|View from coast road of one of the dozens of islands|
|More roads and islands ...|
The next port of call was Split (home of the biggest football team in the country) which is towards the bottom of the first part of Croatia. I don't know how they did it actually. First Bosnia and then Serbia comes down to within 15km of the Adriatic at times yet even with a war, Croatia was able to (a) hold on and (b) convince whomever drew up the boundaries that these regions were mainly ethnically Croat. The southern part is even more extreme in this regard. But Split is wonderful.
The entire old town is built on top of the Roman emperor Diocletian's palace (3rd century AD). Diocletian is the ONLY Roman emperor to voluntarily step down after an extraordinarily successful career that saw him expand the empire to its all time greatest point and then divide it into two parts ruled from Byzantium (later Constantinople and now Istanbul) and from somewhere down the coast in Greece. Diocletian based himself there and not Rome because he was a historian and spotted a trend -- i.e. emperors based in Rome tended to be assassinated. Once he stepped down after appointing twin successors and assistant emperors (4 in all to rule the combined empire, all his mates), he retired to Split and became the Jimmy Carter of the 3rd century: visiting, giving advice and hosting friends. Happily according to our tour guide, Ivo, he died of natural causes, rumour has it by being starved to death by one of his disgruntled 'mates' -- couldn't work out where the natural causes bit came in. Anyway in the 7th century, the place was overrun by barbarians and everybody fled only trickling back after the bad guys left to set up in the palace itself. And that is how Split restarted and how it has become today. It is a World Heritage Site of course and the centre of everything going on there.
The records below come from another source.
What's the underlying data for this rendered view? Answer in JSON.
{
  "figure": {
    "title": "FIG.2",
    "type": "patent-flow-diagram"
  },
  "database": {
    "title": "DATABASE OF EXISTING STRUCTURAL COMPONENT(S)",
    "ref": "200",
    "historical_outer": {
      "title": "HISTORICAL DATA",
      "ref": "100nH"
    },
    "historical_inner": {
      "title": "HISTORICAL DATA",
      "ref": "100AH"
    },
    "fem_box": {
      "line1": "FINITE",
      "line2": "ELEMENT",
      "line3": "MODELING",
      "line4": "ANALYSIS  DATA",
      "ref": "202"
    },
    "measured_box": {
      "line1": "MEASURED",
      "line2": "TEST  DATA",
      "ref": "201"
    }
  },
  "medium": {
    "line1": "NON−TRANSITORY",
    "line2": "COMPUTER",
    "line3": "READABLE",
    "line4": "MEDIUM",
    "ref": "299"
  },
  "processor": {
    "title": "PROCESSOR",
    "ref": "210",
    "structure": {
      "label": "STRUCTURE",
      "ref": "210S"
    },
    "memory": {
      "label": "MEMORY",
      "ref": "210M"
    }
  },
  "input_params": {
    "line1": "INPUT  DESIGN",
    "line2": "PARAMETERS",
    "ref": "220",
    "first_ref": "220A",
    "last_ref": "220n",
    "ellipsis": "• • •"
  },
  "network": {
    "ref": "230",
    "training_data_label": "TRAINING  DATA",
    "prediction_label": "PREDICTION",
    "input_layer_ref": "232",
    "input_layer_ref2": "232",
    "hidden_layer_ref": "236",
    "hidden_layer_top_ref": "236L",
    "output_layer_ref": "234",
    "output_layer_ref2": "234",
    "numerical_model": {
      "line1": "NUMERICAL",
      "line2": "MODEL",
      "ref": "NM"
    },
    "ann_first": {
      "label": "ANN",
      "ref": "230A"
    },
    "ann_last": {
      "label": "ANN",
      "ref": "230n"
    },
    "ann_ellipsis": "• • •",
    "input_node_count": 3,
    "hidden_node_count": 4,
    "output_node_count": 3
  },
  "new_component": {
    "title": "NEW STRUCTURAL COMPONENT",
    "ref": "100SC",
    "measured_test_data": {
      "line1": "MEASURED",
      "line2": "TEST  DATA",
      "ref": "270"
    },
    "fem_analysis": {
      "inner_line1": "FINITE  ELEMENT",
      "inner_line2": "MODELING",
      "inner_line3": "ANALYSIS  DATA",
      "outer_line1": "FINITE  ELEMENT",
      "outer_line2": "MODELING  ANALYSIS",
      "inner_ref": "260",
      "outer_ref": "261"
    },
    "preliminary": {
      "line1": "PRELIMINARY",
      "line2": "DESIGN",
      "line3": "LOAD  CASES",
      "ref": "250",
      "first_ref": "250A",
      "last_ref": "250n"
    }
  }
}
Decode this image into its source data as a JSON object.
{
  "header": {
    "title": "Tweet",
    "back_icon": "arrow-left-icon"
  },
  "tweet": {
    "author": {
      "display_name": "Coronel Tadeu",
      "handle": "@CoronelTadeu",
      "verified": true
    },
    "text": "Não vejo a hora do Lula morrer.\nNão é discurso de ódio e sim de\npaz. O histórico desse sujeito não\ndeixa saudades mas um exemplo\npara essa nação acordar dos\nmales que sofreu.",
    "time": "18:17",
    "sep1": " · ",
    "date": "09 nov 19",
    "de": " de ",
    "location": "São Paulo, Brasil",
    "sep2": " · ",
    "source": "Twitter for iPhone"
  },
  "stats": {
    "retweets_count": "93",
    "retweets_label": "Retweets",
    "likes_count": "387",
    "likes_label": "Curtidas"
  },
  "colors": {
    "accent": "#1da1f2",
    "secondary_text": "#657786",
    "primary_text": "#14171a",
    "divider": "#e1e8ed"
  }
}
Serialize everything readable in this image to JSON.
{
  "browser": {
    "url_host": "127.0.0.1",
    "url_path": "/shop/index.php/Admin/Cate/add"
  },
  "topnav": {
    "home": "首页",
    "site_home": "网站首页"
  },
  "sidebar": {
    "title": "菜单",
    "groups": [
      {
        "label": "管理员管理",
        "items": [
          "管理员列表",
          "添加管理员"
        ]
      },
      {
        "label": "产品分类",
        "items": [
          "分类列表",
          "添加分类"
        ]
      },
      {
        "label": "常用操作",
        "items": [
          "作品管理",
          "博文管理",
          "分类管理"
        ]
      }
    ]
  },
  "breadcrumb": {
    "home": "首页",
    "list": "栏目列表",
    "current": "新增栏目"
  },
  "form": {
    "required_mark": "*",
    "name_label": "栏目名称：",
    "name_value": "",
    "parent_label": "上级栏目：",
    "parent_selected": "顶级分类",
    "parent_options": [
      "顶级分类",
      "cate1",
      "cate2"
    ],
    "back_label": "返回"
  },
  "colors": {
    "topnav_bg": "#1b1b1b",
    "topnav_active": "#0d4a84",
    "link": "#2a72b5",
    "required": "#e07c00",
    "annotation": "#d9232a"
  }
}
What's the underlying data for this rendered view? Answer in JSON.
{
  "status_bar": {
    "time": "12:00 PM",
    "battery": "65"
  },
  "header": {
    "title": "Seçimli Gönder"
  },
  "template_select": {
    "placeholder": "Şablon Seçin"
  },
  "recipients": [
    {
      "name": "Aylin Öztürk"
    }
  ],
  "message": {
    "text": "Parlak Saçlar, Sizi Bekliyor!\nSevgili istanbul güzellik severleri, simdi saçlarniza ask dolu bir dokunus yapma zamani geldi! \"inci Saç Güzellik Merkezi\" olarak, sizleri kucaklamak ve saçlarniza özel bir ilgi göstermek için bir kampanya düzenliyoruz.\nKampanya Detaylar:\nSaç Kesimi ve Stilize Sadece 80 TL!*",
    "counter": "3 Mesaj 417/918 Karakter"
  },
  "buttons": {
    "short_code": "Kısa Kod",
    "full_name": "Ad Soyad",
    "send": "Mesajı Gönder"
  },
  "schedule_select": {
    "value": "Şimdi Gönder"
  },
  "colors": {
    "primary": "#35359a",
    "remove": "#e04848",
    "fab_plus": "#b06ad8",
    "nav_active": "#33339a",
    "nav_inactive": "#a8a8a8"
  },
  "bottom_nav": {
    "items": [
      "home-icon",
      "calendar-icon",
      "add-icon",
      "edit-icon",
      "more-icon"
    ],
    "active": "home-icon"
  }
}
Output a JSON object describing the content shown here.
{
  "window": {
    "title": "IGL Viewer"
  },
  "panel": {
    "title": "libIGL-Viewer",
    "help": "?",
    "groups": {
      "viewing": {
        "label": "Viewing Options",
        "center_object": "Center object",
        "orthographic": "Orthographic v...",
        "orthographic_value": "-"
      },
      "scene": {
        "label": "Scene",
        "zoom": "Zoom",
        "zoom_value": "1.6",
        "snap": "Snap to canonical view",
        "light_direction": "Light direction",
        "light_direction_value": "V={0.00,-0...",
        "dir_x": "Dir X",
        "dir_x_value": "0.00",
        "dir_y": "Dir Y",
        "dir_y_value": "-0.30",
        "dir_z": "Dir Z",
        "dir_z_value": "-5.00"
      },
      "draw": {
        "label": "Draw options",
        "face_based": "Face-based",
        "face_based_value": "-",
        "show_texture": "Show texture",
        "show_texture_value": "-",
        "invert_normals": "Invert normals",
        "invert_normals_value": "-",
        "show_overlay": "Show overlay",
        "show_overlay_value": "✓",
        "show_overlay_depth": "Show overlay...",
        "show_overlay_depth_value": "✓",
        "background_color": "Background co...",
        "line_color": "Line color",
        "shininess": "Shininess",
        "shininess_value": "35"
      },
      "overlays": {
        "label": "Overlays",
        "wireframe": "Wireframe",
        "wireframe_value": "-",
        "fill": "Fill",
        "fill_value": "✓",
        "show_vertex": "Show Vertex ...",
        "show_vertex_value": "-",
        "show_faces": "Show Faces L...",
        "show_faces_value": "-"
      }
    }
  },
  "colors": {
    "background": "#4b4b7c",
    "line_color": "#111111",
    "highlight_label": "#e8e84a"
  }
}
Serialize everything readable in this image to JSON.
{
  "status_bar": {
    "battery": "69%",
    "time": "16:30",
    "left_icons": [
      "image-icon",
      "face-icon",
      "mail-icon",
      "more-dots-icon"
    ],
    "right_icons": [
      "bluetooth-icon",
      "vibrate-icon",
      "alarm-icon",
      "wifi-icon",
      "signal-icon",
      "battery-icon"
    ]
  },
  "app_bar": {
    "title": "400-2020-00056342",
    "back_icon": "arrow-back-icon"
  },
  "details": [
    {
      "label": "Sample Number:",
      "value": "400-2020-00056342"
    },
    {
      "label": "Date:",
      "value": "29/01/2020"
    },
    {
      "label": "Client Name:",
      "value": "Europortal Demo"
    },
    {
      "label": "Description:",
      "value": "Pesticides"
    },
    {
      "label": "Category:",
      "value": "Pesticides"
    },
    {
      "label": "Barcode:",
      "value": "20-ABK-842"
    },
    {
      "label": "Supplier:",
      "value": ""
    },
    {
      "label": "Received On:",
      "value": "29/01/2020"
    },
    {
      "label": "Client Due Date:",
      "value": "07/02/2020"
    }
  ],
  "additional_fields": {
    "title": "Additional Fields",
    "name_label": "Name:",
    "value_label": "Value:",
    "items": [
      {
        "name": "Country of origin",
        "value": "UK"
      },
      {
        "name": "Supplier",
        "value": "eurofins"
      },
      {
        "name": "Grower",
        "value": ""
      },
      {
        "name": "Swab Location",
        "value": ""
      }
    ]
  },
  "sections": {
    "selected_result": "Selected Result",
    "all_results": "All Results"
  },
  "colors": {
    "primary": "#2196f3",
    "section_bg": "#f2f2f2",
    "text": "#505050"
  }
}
|First glimpse of Split's old town|
We were recommended a real Croatian restaurant near the harbour (everything is near the harbour) and had the non-fish option which was 'beef' in a rich dark sauce with home made gnocchi. Interesting.
Next we had 2 days in Dubrovnic to do laundry (it was a weekday) so drove to start with along the coast road south and then into Bosnia for 15 minutes and then back into Croatia. This is where it gets weird as the southern part of Croatia is about 150 kms along the coast and 10-15 kms maximum inland. Inland is first Bosnia, then Serbia (boo!) and finally Montenegro (formerly boo! but now OK just about). During the 1990's war Croatia's army was all in the north and Serbia/Montenegro sent their 10,000 troops against Dubrovnic but forgot all about Napoleon Bonaparte.
The furthest south Old Boney had made it was Dubrovnic which then was surrounded on all sides by the Ottomans that he had pummeled to bits in Egypt and Palestine 10 years earlier. Well they weren't exactly there as there was/is nothing there other than endless ridges and mountain ranges. He chose the highest one above Dubrovnic to site a fort as the defence line for the city and region and just like everything related to stuff like this, he chose well. Scroll forward to 1991 with 10,000 Serbs etc coming up and down over the ridges and mountains, with artillery and air support and the tiny militia garrison sitting in this fort held them off throughout the winter offensive. In this day and age I don't know why this could happen as the fort is isolated and they had few weapons. Ivo said it was because the Serbs wanted to make a point that they "could" take Dubrovnic if they really wanted to, but ...
We stayed out of town and with Ali's football played some one on one, swam and generally gloried in Dubrovnic. We did a bus tour, cable car (up to the fort and museum) and walking tour around the amazing walls. Great, just great.
|Dubrovnic old town from Boney's port... pretty darn strategic, I'd say|
Next stop Montenegro (spit, "what do you want to go there for?") and part of the UK Melvin clan.